Different religions have a distinct way of perceiving the sources and causes of suffering. In Judaism, the view of sorrow is that it is merely a characteristic of physical existence (Fitzpatrick et al., 2016). This means that misery does not necessarily have to be a result of punishment for misdeeds. The life and the very being of humans include pain, grief, and woe. Many events in a person’s life can cause distress, and this includes illness, accidents, catastrophes, or even the loss of beloved people.
specifically for you
for only $16.05 $11/page
However, some types of Judaism believe that human anguish is the result of punishment from God for breaking the covenant that He made with people. This is especially the case of biblical Judaism, whose religion is founded on the teachings of the Old Testament and the creation of the State of Israel. Human travail can be explained in several books, including Deuteronomy, which states that people will suffer when they abandon the ways of God.
Other types of Judaism believe that human sorrow cannot be explained. The rabbinic literature quotes the words of Rabbi Yannai, who states that people cannot explain the wellbeing of the wicked or the grief of the righteous (“Jewish answers to suffering and evil,” n.d.). The rabbinic literature focuses, instead, on human responses to grief. The general idea in Judaism, therefore, is that suffering is part of life.
The grieving process and customs may also differ across the types of Judaism. Among the rabbis, for example, reading certain religious texts and seeking divine intervention is a major response to suffering. Consolation from other human beings is also part of the grieving process, and the spiritual texts often accompanied those individuals offering their consolation. Among the Jews, atonement was also done, especially because of the belief that suffering is the result of deviating from the ways of God (Fitzpatrick et al., 2016). If death should follow the sorrow, atonement is a way of making peace and asking for forgiveness so that one can gain eternal life.

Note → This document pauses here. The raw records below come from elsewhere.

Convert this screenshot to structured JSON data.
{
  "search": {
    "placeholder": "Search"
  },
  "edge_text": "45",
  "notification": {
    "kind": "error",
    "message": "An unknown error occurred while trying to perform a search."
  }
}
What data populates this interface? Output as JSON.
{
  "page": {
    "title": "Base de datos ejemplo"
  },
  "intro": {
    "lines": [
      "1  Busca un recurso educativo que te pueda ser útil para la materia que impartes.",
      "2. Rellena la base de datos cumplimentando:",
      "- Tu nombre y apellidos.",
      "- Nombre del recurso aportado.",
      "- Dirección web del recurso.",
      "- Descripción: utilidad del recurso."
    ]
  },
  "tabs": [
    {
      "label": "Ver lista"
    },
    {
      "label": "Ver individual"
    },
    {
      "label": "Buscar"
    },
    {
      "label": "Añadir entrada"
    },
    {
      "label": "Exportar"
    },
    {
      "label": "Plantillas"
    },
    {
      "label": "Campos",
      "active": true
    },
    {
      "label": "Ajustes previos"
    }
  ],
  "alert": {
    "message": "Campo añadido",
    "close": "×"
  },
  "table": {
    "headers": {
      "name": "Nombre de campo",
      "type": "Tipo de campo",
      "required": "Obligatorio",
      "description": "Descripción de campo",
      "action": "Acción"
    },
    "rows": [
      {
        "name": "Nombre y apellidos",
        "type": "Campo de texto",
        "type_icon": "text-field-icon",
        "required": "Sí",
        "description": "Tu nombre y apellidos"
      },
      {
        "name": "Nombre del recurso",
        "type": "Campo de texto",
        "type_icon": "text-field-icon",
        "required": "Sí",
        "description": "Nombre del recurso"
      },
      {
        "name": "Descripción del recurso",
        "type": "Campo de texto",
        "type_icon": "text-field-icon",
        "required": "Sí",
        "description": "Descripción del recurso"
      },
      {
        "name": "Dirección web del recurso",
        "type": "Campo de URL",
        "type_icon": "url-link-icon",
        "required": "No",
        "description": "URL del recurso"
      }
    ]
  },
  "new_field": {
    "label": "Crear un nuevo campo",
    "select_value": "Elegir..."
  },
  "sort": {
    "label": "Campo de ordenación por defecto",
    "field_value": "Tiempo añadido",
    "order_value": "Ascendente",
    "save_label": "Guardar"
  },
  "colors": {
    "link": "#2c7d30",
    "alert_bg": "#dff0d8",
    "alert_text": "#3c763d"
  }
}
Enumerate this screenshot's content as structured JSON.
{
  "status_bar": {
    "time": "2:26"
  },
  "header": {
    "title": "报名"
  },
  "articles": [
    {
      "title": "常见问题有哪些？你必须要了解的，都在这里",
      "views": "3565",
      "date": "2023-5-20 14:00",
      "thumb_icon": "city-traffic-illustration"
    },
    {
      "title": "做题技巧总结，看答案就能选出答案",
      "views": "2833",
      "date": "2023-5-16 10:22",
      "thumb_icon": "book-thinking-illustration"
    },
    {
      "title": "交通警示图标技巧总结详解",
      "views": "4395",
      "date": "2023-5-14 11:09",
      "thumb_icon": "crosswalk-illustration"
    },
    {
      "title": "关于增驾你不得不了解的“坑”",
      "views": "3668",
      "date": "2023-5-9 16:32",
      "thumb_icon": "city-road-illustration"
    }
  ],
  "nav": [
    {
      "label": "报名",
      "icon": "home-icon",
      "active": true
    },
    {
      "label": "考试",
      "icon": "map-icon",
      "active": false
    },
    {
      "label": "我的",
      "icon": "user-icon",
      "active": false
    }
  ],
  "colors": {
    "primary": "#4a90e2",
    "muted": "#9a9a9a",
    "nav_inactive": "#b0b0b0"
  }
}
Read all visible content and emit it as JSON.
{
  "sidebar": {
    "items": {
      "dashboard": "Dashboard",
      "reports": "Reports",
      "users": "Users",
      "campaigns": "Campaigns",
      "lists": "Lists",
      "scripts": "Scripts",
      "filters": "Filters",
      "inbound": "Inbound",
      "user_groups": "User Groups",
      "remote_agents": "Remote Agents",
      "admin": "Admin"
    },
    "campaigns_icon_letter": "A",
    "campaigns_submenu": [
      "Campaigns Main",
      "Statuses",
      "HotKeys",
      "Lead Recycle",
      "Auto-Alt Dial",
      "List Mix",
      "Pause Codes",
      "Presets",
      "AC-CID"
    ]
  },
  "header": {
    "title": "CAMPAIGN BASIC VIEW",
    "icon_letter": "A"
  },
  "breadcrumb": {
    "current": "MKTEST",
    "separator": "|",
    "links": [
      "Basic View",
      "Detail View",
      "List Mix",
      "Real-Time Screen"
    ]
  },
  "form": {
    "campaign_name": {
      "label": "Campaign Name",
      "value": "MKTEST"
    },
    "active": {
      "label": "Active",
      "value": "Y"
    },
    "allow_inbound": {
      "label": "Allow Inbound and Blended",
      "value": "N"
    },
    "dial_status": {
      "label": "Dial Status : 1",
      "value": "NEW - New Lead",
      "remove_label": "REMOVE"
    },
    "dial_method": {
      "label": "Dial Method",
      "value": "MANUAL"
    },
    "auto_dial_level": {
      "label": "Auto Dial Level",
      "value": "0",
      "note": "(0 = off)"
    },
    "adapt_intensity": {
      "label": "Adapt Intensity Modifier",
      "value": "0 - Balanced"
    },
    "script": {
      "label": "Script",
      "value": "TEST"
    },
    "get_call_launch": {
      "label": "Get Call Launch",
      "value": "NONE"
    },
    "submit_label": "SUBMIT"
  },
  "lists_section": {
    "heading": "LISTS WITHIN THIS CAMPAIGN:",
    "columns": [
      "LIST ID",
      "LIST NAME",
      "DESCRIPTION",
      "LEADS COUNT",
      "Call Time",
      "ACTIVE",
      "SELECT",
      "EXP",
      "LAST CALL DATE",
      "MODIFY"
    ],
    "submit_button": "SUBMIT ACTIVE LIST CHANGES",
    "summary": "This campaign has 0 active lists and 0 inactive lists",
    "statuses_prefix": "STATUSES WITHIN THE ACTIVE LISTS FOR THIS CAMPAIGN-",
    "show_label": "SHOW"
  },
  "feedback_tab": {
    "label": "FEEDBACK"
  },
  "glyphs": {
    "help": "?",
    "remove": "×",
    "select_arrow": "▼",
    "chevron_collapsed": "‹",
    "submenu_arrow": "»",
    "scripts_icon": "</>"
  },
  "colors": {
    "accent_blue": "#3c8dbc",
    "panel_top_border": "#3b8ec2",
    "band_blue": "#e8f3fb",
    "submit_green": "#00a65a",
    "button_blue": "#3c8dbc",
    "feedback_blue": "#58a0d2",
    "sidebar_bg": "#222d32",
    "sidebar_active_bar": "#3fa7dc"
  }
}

In the case of death, the grieving process and customs involve certain practices. For the Jews, worship and prayer are part of grieving and other rituals and festivals that mark the rite of passage. Even though not particularly prescribed by the religion, the grieving process in many types of Judaism may include the gathering of family and friends to console the bereaved or the ill person. Words of hope and encouragement using the spiritual text are given, including prayers and worship.
Christianity has several similarities with biblical Judaism on views of suffering and the process of grieving. This is because Christianity believes a sin to be the cause of all human sorrow. The texts in the Old Testament are also used by Christians to explain anguish. Most importantly, Christianity is founded on the belief that God has plans for every individual, and He must have a reason for any person’s pain.
Additionally, God gave humanity the commandments which guide all people’s actions. Any deviance is, therefore, a cause of woe. A major distinction between Judaism and Christianity, however, is the fact that a person’s misery among Christians is perceived as preparation for heaven (“Evil and suffering,” n.d.). In other words, suffering helps people become better persons and improve their souls so they can enter heaven. All travail will be rewarded in heaven, an aspect the rabbinic literature also supports. The Rabbis, in turn, believe that if God was to punish people, then it is in the next life and not this. Rabbinic Judaism and Christianity, therefore, differ in that Christianity accepts suffering as a sign of God’s punishment.
100% original paper
on any topic
done in as little as
Evil and suffering. (n.d.). Web.
Fitzpatrick, S., Kerridge, I., Jordens, C., Zoloth, L., Tollefsen, C., Tsomo, K., … Sarma, D. (2016). Religious perspectives on human suffering: Implications for medicine and bioethics. Journal of Religion and Health, 55(1), 159−173. Web.
Jewish answers to suffering and evil. (n.d.). Web.